The shared cinematic universe that Legendary Pictures started with 2014's Godzilla, and continued in last year's prequel, Kong: Skull Island, is doubling down on its hollow-Earth mythology ahead of its upcoming release Godzilla: King of the Monsters.
The hollow-Earth idea was first introduced by William Randa (John Goodman), a high-ranking official in Monarch, a clandestine organization that tracks the location of kaijus across the globe. In Skull Island, Monarch referred to them as massive unidentified terrestrial organisms -- or MUTOs for short. Anyway, Randa explained that the MUTOs live in enormous underground caverns all over the world. Several of these caverns lead to Skull Island, which is why so many of them call it home.
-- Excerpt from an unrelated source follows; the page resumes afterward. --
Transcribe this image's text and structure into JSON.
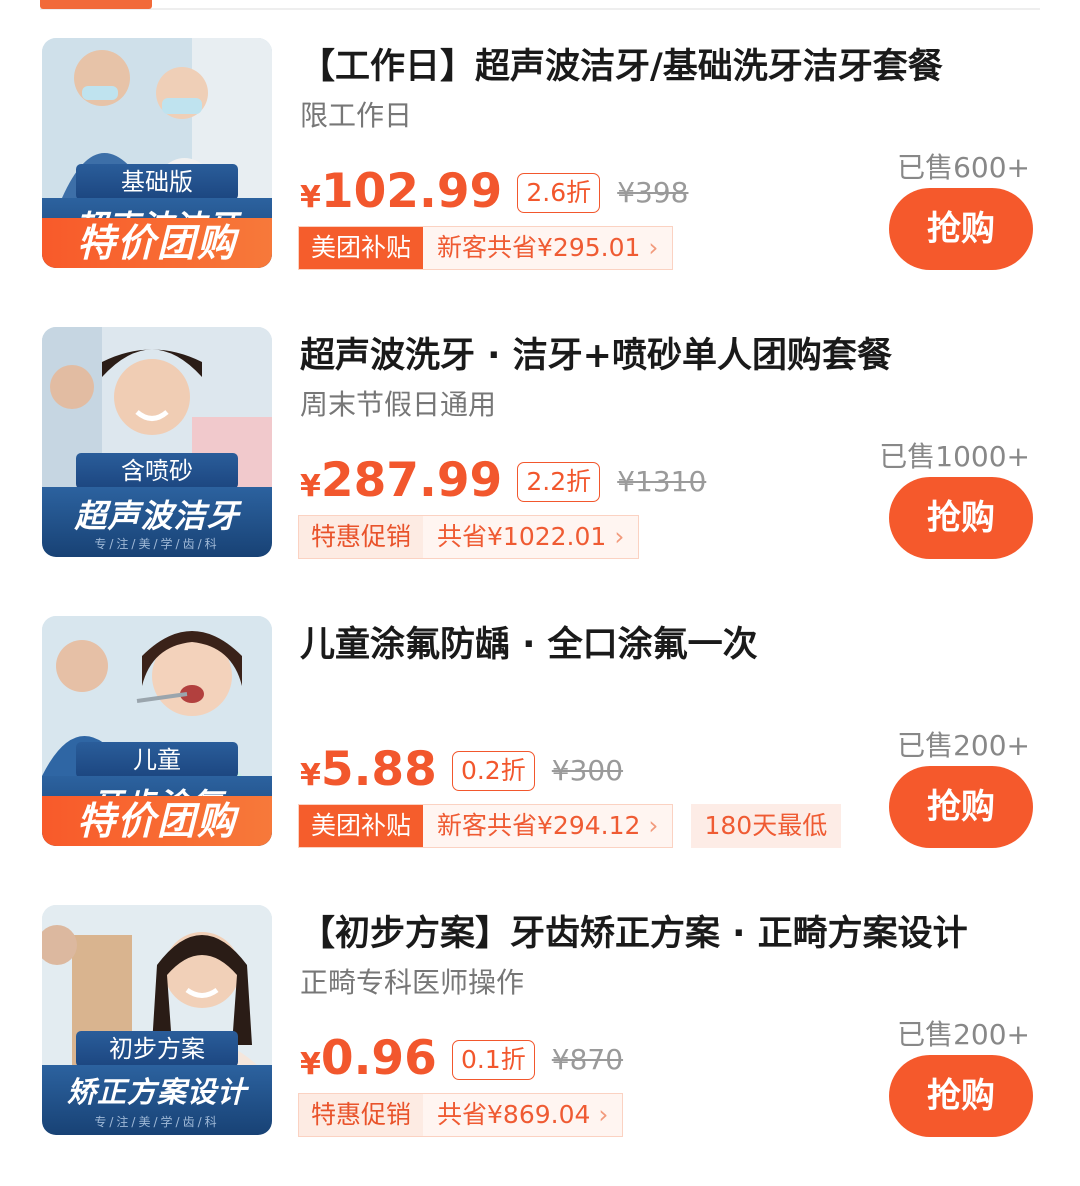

Now, a fake Monarch website set up to promote Godzilla: King of the Monsters goes even deeper into that theory. As Screen Rant points out, the website lets users track where Godzilla is heading in "real-time." After an appearance at San Diego Comic-Con in July, Godzilla swam west across the Pacific, eventually reaching the Marianas Trench before disappearing.
Godzilla eventually emerged west of Indonesia, where he started heading toward Antarctica, which is where King Ghidorah resides. The three-headed monster is being set up as the Big Bad in the upcoming King of the Monsters, hinting that Rodan and Mothra will have to team up with Godzilla to take him down.
So, how did Godzilla manage to stay off the radar for so long? Considering the Marianas Trench is the deepest known part of the ocean, it's plausible that Godzilla swam into it, then accessed one of the (possibly many) underground caverns, eventually resurfacing tens of thousands of miles away -- and on the other side of a major landmass.
Will we learn more about the Godzilla-verse's hollow-Earth theory and how the kaiju have been using it to navigate the planet? We won't know until Godzilla: King of the Monsters hits theaters on May 31 next year.